> Task: Could the data below be copied out in full, word for word?

'''

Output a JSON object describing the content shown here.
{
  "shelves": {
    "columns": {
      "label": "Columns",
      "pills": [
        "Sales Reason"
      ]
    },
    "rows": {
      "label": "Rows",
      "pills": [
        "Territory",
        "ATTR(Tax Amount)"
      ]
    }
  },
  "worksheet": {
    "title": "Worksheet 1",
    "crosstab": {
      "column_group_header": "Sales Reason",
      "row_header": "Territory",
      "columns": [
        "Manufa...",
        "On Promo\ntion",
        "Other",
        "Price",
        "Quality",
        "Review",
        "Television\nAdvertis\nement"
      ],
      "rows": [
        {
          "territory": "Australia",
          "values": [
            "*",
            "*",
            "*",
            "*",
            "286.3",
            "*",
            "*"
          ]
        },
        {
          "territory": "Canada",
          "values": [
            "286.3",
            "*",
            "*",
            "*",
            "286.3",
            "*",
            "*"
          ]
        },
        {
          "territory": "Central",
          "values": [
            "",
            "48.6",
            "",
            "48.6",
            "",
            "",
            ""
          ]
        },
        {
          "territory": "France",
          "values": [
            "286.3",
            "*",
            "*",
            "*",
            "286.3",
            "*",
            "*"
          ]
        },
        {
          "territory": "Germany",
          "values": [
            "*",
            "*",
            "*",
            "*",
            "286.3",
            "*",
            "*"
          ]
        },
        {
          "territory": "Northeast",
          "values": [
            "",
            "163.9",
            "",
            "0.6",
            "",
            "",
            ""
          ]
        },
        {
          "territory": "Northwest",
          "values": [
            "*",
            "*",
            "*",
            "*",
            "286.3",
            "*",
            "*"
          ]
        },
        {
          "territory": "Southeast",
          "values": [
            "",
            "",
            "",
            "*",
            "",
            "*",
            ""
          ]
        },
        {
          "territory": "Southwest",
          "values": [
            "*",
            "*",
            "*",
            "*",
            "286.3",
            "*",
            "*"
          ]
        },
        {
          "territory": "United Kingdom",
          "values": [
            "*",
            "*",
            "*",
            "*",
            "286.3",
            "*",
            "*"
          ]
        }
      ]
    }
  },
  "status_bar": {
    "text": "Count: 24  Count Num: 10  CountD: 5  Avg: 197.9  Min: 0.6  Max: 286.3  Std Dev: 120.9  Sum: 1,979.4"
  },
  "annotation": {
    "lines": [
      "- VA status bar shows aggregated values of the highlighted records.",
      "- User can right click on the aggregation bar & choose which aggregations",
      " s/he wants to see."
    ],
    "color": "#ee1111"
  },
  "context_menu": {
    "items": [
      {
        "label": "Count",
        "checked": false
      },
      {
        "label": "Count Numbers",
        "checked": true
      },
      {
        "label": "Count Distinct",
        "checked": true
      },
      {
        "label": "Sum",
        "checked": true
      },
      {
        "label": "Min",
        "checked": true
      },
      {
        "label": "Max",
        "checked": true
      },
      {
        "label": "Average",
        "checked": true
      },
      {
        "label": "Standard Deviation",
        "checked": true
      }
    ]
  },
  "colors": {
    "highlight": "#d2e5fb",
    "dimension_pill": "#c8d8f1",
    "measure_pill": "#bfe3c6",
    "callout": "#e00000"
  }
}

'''

> Solution:
Output a JSON object describing the content shown here.
{
  "shelves": {
    "columns": {
      "label": "Columns",
      "pills": [
        "Sales Reason"
      ]
    },
    "rows": {
      "label": "Rows",
      "pills": [
        "Territory",
        "ATTR(Tax Amount)"
      ]
    }
  },
  "worksheet": {
    "title": "Worksheet 1",
    "crosstab": {
      "column_group_header": "Sales Reason",
      "row_header": "Territory",
      "columns": [
        "Manufa...",
        "On Promo\ntion",
        "Other",
        "Price",
        "Quality",
        "Review",
        "Television\nAdvertis\nement"
      ],
      "rows": [
        {
          "territory": "Australia",
          "values": [
            "*",
            "*",
            "*",
            "*",
            "286.3",
            "*",
            "*"
          ]
        },
        {
          "territory": "Canada",
          "values": [
            "286.3",
            "*",
            "*",
            "*",
            "286.3",
            "*",
            "*"
          ]
        },
        {
          "territory": "Central",
          "values": [
            "",
            "48.6",
            "",
            "48.6",
            "",
            "",
            ""
          ]
        },
        {
          "territory": "France",
          "values": [
            "286.3",
            "*",
            "*",
            "*",
            "286.3",
            "*",
            "*"
          ]
        },
        {
          "territory": "Germany",
          "values": [
            "*",
            "*",
            "*",
            "*",
            "286.3",
            "*",
            "*"
          ]
        },
        {
          "territory": "Northeast",
          "values": [
            "",
            "163.9",
            "",
            "0.6",
            "",
            "",
            ""
          ]
        },
        {
          "territory": "Northwest",
          "values": [
            "*",
            "*",
            "*",
            "*",
            "286.3",
            "*",
            "*"
          ]
        },
        {
          "territory": "Southeast",
          "values": [
            "",
            "",
            "",
            "*",
            "",
            "*",
            ""
          ]
        },
        {
          "territory": "Southwest",
          "values": [
            "*",
            "*",
            "*",
            "*",
            "286.3",
            "*",
            "*"
          ]
        },
        {
          "territory": "United Kingdom",
          "values": [
            "*",
            "*",
            "*",
            "*",
            "286.3",
            "*",
            "*"
          ]
        }
      ]
    }
  },
  "status_bar": {
    "text": "Count: 24  Count Num: 10  CountD: 5  Avg: 197.9  Min: 0.6  Max: 286.3  Std Dev: 120.9  Sum: 1,979.4"
  },
  "annotation": {
    "lines": [
      "- VA status bar shows aggregated values of the highlighted records.",
      "- User can right click on the aggregation bar & choose which aggregations",
      " s/he wants to see."
    ],
    "color": "#ee1111"
  },
  "context_menu": {
    "items": [
      {
        "label": "Count",
        "checked": false
      },
      {
        "label": "Count Numbers",
        "checked": true
      },
      {
        "label": "Count Distinct",
        "checked": true
      },
      {
        "label": "Sum",
        "checked": true
      },
      {
        "label": "Min",
        "checked": true
      },
      {
        "label": "Max",
        "checked": true
      },
      {
        "label": "Average",
        "checked": true
      },
      {
        "label": "Standard Deviation",
        "checked": true
      }
    ]
  },
  "colors": {
    "highlight": "#d2e5fb",
    "dimension_pill": "#c8d8f1",
    "measure_pill": "#bfe3c6",
    "callout": "#e00000"
  }
}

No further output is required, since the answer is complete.